The answer must be every line from the listing that holds the string "site".

**Data**.
-*-
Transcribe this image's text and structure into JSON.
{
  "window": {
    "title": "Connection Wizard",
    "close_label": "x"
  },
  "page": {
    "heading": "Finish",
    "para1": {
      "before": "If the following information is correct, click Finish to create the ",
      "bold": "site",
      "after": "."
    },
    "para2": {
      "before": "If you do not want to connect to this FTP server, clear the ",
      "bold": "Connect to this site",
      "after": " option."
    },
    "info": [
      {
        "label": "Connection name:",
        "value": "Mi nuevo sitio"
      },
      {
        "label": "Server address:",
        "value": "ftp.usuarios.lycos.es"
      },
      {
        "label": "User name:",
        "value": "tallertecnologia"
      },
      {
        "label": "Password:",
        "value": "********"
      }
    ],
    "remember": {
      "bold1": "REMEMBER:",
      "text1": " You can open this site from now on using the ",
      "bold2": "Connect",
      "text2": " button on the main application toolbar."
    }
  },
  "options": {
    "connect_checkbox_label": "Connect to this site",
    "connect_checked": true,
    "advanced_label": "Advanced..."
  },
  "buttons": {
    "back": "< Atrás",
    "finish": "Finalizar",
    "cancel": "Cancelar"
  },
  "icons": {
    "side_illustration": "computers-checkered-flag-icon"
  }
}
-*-
**Solution for this task**.
      "bold": "site",
      "bold": "Connect to this site",
      "text1": " You can open this site from now on using the ",
    "connect_checkbox_label": "Connect to this site",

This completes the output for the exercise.